=== Section Start ===

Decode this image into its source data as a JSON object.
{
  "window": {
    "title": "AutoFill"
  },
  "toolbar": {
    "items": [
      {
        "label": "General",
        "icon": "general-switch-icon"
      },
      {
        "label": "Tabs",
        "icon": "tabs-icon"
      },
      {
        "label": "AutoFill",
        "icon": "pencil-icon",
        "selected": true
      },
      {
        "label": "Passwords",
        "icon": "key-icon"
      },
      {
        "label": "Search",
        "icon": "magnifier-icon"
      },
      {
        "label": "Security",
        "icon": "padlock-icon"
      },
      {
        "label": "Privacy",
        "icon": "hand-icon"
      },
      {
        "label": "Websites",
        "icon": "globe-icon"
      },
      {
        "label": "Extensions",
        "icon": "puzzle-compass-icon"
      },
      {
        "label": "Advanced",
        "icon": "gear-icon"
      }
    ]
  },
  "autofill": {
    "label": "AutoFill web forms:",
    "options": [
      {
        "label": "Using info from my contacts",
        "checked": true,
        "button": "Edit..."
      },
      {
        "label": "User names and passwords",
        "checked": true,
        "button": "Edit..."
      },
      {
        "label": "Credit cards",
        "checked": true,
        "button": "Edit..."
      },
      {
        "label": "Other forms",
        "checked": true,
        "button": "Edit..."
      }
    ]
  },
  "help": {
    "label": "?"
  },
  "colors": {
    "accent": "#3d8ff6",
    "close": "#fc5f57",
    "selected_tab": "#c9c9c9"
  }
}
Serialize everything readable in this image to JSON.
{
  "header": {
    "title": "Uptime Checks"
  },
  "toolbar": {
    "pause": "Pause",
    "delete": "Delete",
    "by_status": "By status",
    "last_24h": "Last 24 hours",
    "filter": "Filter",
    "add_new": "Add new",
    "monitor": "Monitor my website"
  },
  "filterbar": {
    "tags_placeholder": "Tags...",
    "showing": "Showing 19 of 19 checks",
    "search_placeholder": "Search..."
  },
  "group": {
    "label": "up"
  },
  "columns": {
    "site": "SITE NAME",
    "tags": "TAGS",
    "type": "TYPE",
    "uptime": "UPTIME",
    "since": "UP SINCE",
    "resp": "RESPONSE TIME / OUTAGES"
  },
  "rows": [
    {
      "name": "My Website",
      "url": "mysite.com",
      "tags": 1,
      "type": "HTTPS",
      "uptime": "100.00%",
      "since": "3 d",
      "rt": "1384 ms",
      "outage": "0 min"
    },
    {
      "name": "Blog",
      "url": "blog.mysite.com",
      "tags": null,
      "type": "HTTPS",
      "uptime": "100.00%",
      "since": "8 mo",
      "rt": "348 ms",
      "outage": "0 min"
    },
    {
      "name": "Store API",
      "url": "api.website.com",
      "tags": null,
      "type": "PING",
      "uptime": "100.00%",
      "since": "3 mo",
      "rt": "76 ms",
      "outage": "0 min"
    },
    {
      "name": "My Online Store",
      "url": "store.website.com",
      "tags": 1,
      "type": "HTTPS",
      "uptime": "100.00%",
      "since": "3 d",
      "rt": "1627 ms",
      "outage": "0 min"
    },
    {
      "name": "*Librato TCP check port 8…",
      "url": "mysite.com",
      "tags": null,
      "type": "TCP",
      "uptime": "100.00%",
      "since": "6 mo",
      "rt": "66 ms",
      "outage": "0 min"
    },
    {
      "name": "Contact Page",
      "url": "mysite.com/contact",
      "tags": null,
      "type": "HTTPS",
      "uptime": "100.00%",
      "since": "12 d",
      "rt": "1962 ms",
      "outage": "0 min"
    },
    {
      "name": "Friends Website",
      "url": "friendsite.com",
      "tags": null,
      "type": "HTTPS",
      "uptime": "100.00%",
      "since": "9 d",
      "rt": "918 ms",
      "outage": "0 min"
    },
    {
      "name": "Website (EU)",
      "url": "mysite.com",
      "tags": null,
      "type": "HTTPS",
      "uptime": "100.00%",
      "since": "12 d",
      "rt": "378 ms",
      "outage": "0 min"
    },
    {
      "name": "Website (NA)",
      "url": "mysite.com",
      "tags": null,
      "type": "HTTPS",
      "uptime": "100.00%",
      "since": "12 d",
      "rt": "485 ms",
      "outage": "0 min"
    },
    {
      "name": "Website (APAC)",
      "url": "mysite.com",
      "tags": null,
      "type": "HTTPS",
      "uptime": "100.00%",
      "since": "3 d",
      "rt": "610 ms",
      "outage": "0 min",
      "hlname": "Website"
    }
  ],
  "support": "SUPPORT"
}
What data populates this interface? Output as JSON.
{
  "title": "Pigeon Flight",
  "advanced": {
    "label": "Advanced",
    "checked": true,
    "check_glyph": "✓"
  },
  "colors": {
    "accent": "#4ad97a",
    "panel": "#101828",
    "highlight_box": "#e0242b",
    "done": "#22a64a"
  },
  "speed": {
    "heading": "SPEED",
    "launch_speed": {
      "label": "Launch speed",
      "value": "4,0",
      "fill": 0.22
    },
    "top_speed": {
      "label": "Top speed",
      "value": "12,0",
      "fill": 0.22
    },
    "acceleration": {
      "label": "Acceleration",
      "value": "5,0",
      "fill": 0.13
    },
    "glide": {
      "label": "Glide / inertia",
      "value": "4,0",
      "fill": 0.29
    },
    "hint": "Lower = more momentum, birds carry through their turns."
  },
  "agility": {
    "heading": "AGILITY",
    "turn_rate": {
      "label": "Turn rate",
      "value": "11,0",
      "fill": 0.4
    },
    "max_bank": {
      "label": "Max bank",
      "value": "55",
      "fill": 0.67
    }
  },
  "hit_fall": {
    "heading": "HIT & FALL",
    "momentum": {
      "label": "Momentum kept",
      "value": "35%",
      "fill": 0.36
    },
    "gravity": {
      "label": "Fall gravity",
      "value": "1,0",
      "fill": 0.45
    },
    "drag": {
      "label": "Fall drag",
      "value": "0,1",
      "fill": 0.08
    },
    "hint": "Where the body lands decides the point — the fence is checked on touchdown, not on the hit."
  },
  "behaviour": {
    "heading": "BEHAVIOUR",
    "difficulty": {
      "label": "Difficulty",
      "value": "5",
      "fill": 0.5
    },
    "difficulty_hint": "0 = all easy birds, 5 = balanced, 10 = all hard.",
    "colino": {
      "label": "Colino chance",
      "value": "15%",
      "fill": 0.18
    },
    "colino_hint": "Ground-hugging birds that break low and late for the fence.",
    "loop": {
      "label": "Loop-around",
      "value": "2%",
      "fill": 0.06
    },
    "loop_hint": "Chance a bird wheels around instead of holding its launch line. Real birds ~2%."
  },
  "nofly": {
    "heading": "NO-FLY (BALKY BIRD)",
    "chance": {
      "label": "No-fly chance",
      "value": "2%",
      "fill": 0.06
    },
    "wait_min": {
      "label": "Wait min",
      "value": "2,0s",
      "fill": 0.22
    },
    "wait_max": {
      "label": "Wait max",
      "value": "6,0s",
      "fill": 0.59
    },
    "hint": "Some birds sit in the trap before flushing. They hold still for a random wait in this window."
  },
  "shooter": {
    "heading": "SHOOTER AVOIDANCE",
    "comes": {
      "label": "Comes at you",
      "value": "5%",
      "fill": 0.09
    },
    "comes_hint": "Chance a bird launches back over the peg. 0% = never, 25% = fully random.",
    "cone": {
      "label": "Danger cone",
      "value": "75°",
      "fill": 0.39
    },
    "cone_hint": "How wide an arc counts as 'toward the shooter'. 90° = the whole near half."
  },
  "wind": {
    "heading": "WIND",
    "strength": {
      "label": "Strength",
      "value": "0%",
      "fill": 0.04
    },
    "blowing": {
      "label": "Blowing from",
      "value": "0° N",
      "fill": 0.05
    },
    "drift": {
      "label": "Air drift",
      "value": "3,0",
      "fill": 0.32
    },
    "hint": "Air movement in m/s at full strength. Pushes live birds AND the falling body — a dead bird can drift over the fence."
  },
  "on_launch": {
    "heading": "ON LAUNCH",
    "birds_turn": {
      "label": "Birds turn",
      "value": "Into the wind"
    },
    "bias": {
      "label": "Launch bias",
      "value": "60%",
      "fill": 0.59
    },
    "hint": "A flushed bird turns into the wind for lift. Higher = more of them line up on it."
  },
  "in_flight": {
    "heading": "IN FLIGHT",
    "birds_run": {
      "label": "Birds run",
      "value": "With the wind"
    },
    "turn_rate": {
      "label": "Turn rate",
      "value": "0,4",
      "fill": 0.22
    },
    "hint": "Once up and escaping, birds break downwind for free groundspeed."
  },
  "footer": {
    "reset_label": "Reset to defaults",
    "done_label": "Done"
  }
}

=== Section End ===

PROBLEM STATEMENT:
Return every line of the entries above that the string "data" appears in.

RESPONSE AREA:
Decode this image into its source data as a JSON object.
What data populates this interface? Output as JSON.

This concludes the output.